Does not the Secretary of State agree that among the 332 recommendations, 17 of which concern the primary sector, there is no emphasis on the return of the infant school in particular to the teaching of literacy as its primary purpose, which is a view that is held by many of us on this side and by hon. Members on the Government side too?

This very distinguished report, which deserves to be read widely and closely and to be discussed throughout the whole teaching profession, placed emphasis on the need for improved training in language ability at all levels of education, including the infant stage.

Does my right hon. Friend agree that very few of the 332 recommendations of the Bullock Report bear out the assertions of the Opposition that standards are substantially declining in primary schools? Does he accept, however, that what the Bullock Report identifies is the necessity for a greater concentration of resources in schools and areas where the children are most socially disadvantaged?

On the latter part of my hon. Friend's question, the Government have taken many steps to remedy matters. On the former part, I agree that the Bullock Report demolished many of the scare stories which had been current about the declining standards, but it went on to say—I agree with it strongly—that standards are not good enough and never have been, and therefore a concerted effort must be made to improve them.

What steps does the Minister intend to take to improve the training of teachers, since the Bullock Report states that the good teacher is the most important single factor?

This Government have done many things to improve the status and morale of the teaching profession, including the highest pay increase in the history of the profession. There are many recommendations of the Bullock Report which will apply to the curriculum and the content of training courses for new teachers and I am sure that they will be closely studied in colleges of education.

Is my right hon. Friend aware that this report will do an immense amount for the morale of the teaching profession and is the key to restoring confidence in our educational system amongst the public in general, particularly amongst parents? Is he aware also that the report, if it is to be implemented,—I believe it to be one of high priority—will involve the expenditure of money so that the monitoring and screening proposals can be implemented? What has he to say about that?

There are many aspects of the report and many of the 332 recommendations which can be implemented without extra expenditure. There are others which can be implemented with very modest expenditure.
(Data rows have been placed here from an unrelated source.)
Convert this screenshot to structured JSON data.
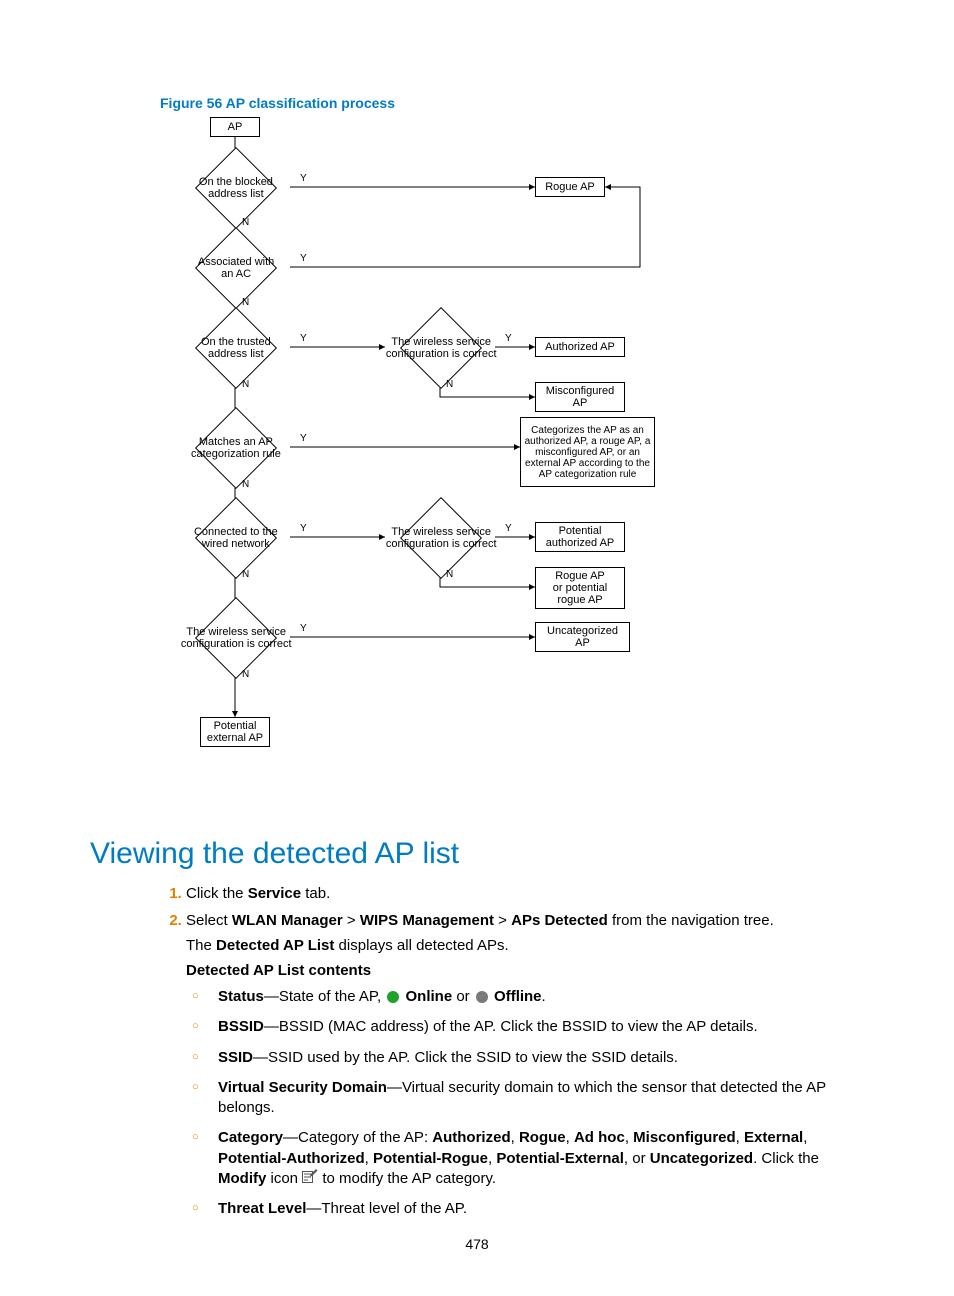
{
  "figure": {
    "title": "Figure 56 AP classification process"
  },
  "flow": {
    "start": "AP",
    "d1": "On the blocked\naddress list",
    "d2": "Associated with\nan AC",
    "d3": "On the trusted\naddress list",
    "d3b": "The wireless service\nconfiguration is correct",
    "d4": "Matches an AP\ncategorization rule",
    "d5": "Connected to the\nwired network",
    "d5b": "The wireless service\nconfiguration is correct",
    "d6": "The wireless service\nconfiguration is correct",
    "r_rogue": "Rogue AP",
    "r_auth": "Authorized AP",
    "r_mis": "Misconfigured\nAP",
    "r_catrule": "Categorizes the AP as an\nauthorized AP, a rouge AP, a\nmisconfigured AP, or an\nexternal AP according to the\nAP categorization rule",
    "r_pauth": "Potential\nauthorized AP",
    "r_prog": "Rogue AP\nor potential\nrogue AP",
    "r_uncat": "Uncategorized\nAP",
    "r_pext": "Potential\nexternal AP",
    "Y": "Y",
    "N": "N"
  },
  "heading": "Viewing the detected AP list",
  "steps": {
    "s1_pre": "Click the ",
    "s1_b": "Service",
    "s1_post": " tab.",
    "s2_pre": "Select ",
    "s2_b1": "WLAN Manager",
    "s2_sep": " > ",
    "s2_b2": "WIPS Management",
    "s2_b3": "APs Detected",
    "s2_post": " from the navigation tree.",
    "p_detected_pre": "The ",
    "p_detected_b": "Detected AP List",
    "p_detected_post": " displays all detected APs.",
    "sub": "Detected AP List contents",
    "b_status_t": "Status",
    "b_status_d1": "—State of the AP, ",
    "b_status_on": "Online",
    "b_status_or": " or ",
    "b_status_off": "Offline",
    "b_status_end": ".",
    "b_bssid_t": "BSSID",
    "b_bssid_d": "—BSSID (MAC address) of the AP. Click the BSSID to view the AP details.",
    "b_ssid_t": "SSID",
    "b_ssid_d": "—SSID used by the AP. Click the SSID to view the SSID details.",
    "b_vsd_t": "Virtual Security Domain",
    "b_vsd_d": "—Virtual security domain to which the sensor that detected the AP belongs.",
    "b_cat_t": "Category",
    "b_cat_d1": "—Category of the AP: ",
    "b_cat_v1": "Authorized",
    "b_cat_c": ", ",
    "b_cat_v2": "Rogue",
    "b_cat_v3": "Ad hoc",
    "b_cat_v4": "Misconfigured",
    "b_cat_v5": "External",
    "b_cat_v6": "Potential-Authorized",
    "b_cat_v7": "Potential-Rogue",
    "b_cat_v8": "Potential-External",
    "b_cat_or": ", or ",
    "b_cat_v9": "Uncategorized",
    "b_cat_d2": ". Click the ",
    "b_cat_mod": "Modify",
    "b_cat_d3": " icon ",
    "b_cat_d4": " to modify the AP category.",
    "b_thr_t": "Threat Level",
    "b_thr_d": "—Threat level of the AP."
  },
  "page_number": "478"
}
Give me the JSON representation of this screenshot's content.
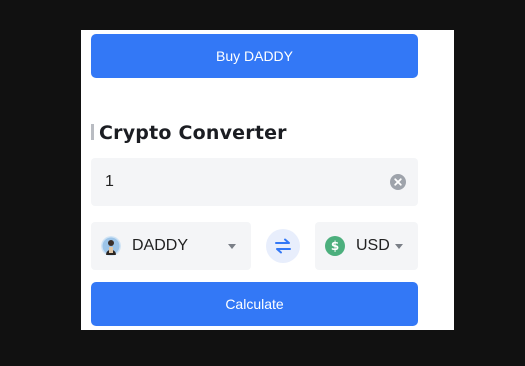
{
  "buy_button": {
    "label": "Buy DADDY"
  },
  "converter": {
    "title": "Crypto Converter",
    "amount": {
      "value": "1"
    },
    "from": {
      "symbol": "DADDY",
      "icon": "daddy-coin-avatar"
    },
    "to": {
      "symbol": "USD",
      "icon": "dollar-icon",
      "glyph": "$"
    },
    "swap": {
      "icon": "swap-arrows-icon"
    }
  },
  "calculate_button": {
    "label": "Calculate"
  },
  "colors": {
    "primary": "#3378f6",
    "field_bg": "#f4f5f7",
    "usd_green": "#4caf7d",
    "swap_bg": "#e8eefc"
  }
}
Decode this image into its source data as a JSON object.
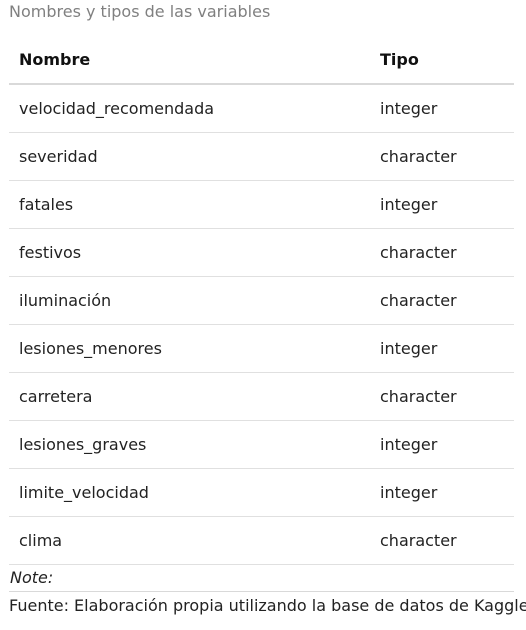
{
  "caption": "Nombres y tipos de las variables",
  "table": {
    "headers": [
      "Nombre",
      "Tipo"
    ],
    "rows": [
      {
        "nombre": "velocidad_recomendada",
        "tipo": "integer"
      },
      {
        "nombre": "severidad",
        "tipo": "character"
      },
      {
        "nombre": "fatales",
        "tipo": "integer"
      },
      {
        "nombre": "festivos",
        "tipo": "character"
      },
      {
        "nombre": "iluminación",
        "tipo": "character"
      },
      {
        "nombre": "lesiones_menores",
        "tipo": "integer"
      },
      {
        "nombre": "carretera",
        "tipo": "character"
      },
      {
        "nombre": "lesiones_graves",
        "tipo": "integer"
      },
      {
        "nombre": "limite_velocidad",
        "tipo": "integer"
      },
      {
        "nombre": "clima",
        "tipo": "character"
      }
    ]
  },
  "note_label": "Note:",
  "source": "Fuente: Elaboración propia utilizando la base de datos de Kaggle"
}
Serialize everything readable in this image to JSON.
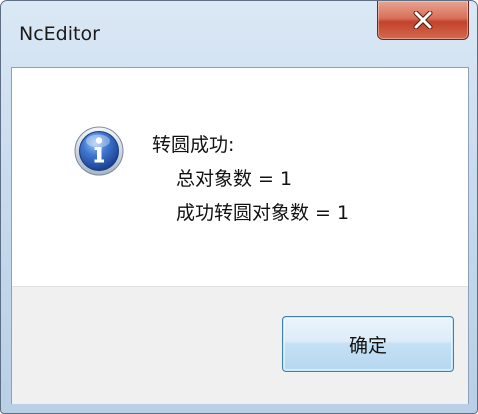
{
  "window": {
    "title": "NcEditor"
  },
  "titlebar": {
    "close_icon": "close-icon"
  },
  "message": {
    "icon": "info-icon",
    "line1": "转圆成功:",
    "line2": "总对象数 = 1",
    "line3": "成功转圆对象数 = 1"
  },
  "buttons": {
    "ok_label": "确定"
  },
  "colors": {
    "close_button": "#c1432a",
    "info_icon": "#2f5fb3",
    "ok_button_border": "#3c7fb1",
    "footer_bg": "#f0f0f0"
  }
}
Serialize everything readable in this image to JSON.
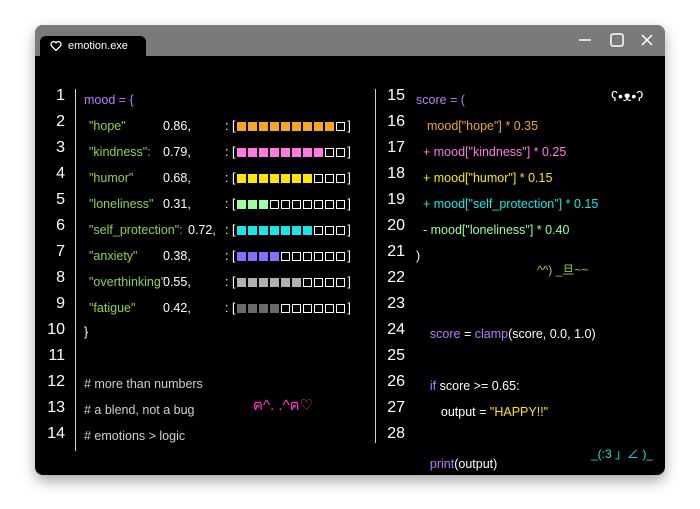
{
  "window": {
    "title": "emotion.exe"
  },
  "left_line_numbers": [
    "1",
    "2",
    "3",
    "4",
    "5",
    "6",
    "7",
    "8",
    "9",
    "10",
    "11",
    "12",
    "13",
    "14"
  ],
  "right_line_numbers": [
    "15",
    "16",
    "17",
    "18",
    "19",
    "20",
    "21",
    "22",
    "23",
    "24",
    "25",
    "26",
    "27",
    "28"
  ],
  "mood": {
    "open": "mood = {",
    "close": "}",
    "entries": [
      {
        "key": "\"hope\"",
        "value": "0.86,",
        "level": 0.9,
        "color": "#f5a623"
      },
      {
        "key": "\"kindness\":",
        "value": "0.79,",
        "level": 0.8,
        "color": "#ff7be0"
      },
      {
        "key": "\"humor\"",
        "value": "0.68,",
        "level": 0.7,
        "color": "#ffe600"
      },
      {
        "key": "\"loneliness\"",
        "value": "0.31,",
        "level": 0.3,
        "color": "#9dff9d"
      },
      {
        "key": "\"self_protection\":",
        "value": "0.72,",
        "level": 0.7,
        "color": "#19e6e6"
      },
      {
        "key": "\"anxiety\"",
        "value": "0.38,",
        "level": 0.4,
        "color": "#8b6cff"
      },
      {
        "key": "\"overthinking\"",
        "value": "0.55,",
        "level": 0.6,
        "color": "#b0b0b0"
      },
      {
        "key": "\"fatigue\"",
        "value": "0.42,",
        "level": 0.4,
        "color": "#6a6a6a"
      }
    ],
    "bar_prefix": ": [",
    "bar_suffix": "]"
  },
  "comments": [
    "# more than numbers",
    "# a blend, not a bug",
    "# emotions > logic"
  ],
  "kaomoji_left": "ฅ^. .^ฅ♡",
  "kaomoji_top_right": "ʕ•ᴥ•ʔ",
  "kaomoji_mid": "^^) _旦~~",
  "kaomoji_bottom": "_(:3 」∠ )_",
  "score_code": {
    "l15": "score = (",
    "l16a": "mood[\"hope\"] * 0.35",
    "l17": "+ mood[\"kindness\"] * 0.25",
    "l18": "+ mood[\"humor\"] * 0.15",
    "l19": "+ mood[\"self_protection\"] * 0.15",
    "l20": "- mood[\"loneliness\"] * 0.40",
    "l21": ")",
    "l23_var": "score",
    "l23_eq": " = ",
    "l23_fn": "clamp",
    "l23_args": "(score, 0.0, 1.0)",
    "l25_kw": "if",
    "l25_rest": " score >= 0.65:",
    "l26_lhs": "output = ",
    "l26_str": "\"HAPPY!!\"",
    "l28_fn": "print",
    "l28_args": "(output)"
  }
}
All the recommendations need to be studied carefully by the teaching profession, by local authorities and by my Department, and this process is going ahead rapidly.

I welcome the report, which confirms so much of what the Opposition have been saying about standards over the past 12 months, but may I join in the plea made by the hon. Member for Greenwich (Mr. Barnett) that the Secretary of State should give priority to the monitoring system? May I ask him to go further and introduce national standards of reading, writing and mathematics so that we can know exactly what are the achievements in a school and what are the shortcomings?

I certainly would not accept the latter proposition without much more consultation with everyone concerned. On the question of monitoring, the assessment of performance unit which I have established within the Department is urgently studying the recommendations of the Bullock Report on this point. I hope to receive the unit's advice shortly.